▶ WHAT YOU ARE ASKED TO DO: Please copy each line of the data that includes the string "into".

▶ LISTED ENTRIES:
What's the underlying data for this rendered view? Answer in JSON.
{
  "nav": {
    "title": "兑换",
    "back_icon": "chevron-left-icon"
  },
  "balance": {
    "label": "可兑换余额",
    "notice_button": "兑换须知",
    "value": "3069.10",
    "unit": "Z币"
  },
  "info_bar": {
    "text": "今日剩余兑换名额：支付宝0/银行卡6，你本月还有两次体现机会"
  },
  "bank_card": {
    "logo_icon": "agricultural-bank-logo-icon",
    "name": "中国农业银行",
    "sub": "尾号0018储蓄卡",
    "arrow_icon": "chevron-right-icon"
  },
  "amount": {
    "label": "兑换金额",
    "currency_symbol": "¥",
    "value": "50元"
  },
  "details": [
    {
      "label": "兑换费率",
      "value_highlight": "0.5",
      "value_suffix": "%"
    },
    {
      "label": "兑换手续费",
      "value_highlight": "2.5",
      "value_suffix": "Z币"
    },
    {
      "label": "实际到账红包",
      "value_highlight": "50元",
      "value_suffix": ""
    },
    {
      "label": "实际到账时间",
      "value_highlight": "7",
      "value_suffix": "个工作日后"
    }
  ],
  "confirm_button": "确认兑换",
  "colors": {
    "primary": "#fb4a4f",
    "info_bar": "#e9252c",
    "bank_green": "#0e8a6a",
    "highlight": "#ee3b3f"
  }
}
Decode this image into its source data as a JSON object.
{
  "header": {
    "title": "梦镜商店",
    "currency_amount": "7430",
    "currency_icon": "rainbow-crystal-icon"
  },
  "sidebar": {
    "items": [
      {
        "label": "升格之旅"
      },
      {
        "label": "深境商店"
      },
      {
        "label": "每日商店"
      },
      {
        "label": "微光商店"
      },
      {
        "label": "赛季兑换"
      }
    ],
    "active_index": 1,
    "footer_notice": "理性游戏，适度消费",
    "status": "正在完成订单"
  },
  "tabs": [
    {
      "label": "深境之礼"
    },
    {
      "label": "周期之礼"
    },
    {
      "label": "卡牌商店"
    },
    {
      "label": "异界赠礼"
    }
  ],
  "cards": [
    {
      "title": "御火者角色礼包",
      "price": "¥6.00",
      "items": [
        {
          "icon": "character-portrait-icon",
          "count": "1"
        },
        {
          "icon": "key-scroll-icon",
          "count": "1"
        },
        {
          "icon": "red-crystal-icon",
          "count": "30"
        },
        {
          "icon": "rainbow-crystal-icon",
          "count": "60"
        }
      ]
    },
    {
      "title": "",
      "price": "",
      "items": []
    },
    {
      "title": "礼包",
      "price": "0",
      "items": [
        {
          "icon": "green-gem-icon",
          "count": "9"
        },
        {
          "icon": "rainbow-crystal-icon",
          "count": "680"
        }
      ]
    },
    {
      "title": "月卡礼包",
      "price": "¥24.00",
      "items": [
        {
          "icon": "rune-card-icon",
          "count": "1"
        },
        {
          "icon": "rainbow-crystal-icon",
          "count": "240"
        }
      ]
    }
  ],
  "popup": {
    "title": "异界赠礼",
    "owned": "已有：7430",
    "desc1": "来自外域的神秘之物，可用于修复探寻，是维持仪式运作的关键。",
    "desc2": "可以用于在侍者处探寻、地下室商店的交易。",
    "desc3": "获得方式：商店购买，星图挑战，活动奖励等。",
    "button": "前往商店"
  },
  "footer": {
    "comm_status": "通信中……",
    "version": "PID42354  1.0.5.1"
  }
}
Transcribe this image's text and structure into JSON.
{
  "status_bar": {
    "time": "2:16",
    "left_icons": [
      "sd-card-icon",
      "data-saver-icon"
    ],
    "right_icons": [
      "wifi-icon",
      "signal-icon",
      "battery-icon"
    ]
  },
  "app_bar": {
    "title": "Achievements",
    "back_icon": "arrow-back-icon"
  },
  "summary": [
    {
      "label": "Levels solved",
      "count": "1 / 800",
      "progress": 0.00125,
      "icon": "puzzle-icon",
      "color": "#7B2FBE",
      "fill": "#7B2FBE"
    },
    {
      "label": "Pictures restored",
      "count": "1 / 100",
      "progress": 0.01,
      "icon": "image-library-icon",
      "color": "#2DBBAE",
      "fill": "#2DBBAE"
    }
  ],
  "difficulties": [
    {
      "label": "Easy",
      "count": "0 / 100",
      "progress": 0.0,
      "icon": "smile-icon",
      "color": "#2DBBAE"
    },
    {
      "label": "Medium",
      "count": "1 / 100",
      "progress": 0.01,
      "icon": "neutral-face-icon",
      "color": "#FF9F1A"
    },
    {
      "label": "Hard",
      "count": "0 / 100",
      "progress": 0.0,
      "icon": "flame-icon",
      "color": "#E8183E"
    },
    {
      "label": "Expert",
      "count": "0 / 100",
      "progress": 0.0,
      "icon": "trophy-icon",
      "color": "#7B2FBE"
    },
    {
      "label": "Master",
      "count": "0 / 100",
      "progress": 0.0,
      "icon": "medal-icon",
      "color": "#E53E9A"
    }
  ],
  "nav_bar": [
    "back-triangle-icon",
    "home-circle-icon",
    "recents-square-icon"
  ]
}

▶ SOLUTION BELOW:
Decode this image into its source data as a JSON object.
Transcribe this image's text and structure into JSON.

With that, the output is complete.